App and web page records
-*-*-

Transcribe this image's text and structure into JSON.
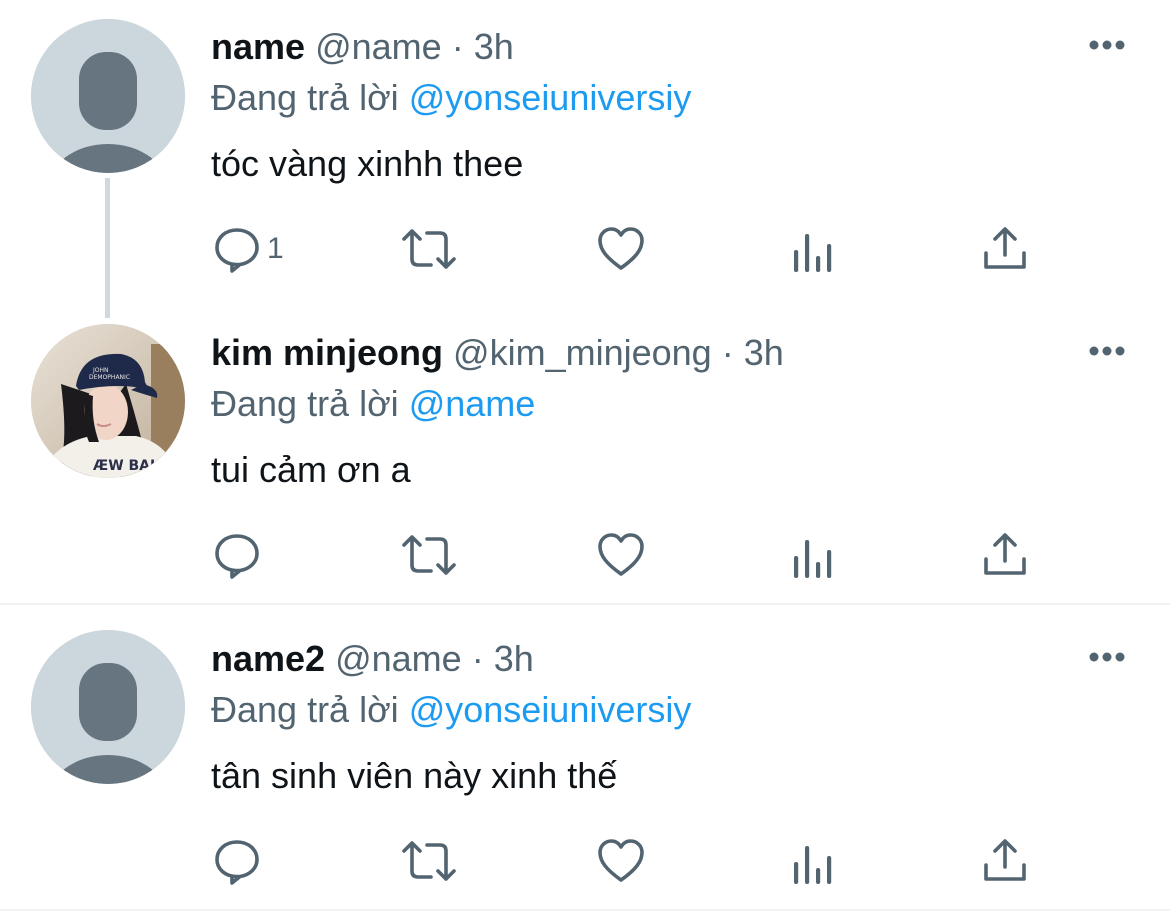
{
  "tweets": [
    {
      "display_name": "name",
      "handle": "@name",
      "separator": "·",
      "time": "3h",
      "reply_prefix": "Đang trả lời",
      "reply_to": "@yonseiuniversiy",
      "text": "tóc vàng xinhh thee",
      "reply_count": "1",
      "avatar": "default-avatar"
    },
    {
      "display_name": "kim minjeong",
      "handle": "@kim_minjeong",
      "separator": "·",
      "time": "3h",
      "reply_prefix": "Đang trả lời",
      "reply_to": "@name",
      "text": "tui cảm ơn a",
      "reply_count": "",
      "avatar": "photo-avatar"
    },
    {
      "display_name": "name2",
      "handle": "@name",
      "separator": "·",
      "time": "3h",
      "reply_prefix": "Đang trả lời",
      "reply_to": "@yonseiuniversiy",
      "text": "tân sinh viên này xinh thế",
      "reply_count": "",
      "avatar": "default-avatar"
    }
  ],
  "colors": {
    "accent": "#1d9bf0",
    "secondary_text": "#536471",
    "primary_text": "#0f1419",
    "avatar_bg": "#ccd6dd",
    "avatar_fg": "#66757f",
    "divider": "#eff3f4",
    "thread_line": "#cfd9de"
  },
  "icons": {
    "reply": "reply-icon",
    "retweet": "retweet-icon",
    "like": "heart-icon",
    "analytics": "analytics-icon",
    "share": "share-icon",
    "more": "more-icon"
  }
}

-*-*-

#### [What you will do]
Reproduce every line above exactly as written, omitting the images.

#### [Answer to this exercise]
Transcribe this image's text and structure into JSON.
{
  "tweets": [
    {
      "display_name": "name",
      "handle": "@name",
      "separator": "·",
      "time": "3h",
      "reply_prefix": "Đang trả lời",
      "reply_to": "@yonseiuniversiy",
      "text": "tóc vàng xinhh thee",
      "reply_count": "1",
      "avatar": "default-avatar"
    },
    {
      "display_name": "kim minjeong",
      "handle": "@kim_minjeong",
      "separator": "·",
      "time": "3h",
      "reply_prefix": "Đang trả lời",
      "reply_to": "@name",
      "text": "tui cảm ơn a",
      "reply_count": "",
      "avatar": "photo-avatar"
    },
    {
      "display_name": "name2",
      "handle": "@name",
      "separator": "·",
      "time": "3h",
      "reply_prefix": "Đang trả lời",
      "reply_to": "@yonseiuniversiy",
      "text": "tân sinh viên này xinh thế",
      "reply_count": "",
      "avatar": "default-avatar"
    }
  ],
  "colors": {
    "accent": "#1d9bf0",
    "secondary_text": "#536471",
    "primary_text": "#0f1419",
    "avatar_bg": "#ccd6dd",
    "avatar_fg": "#66757f",
    "divider": "#eff3f4",
    "thread_line": "#cfd9de"
  },
  "icons": {
    "reply": "reply-icon",
    "retweet": "retweet-icon",
    "like": "heart-icon",
    "analytics": "analytics-icon",
    "share": "share-icon",
    "more": "more-icon"
  }
}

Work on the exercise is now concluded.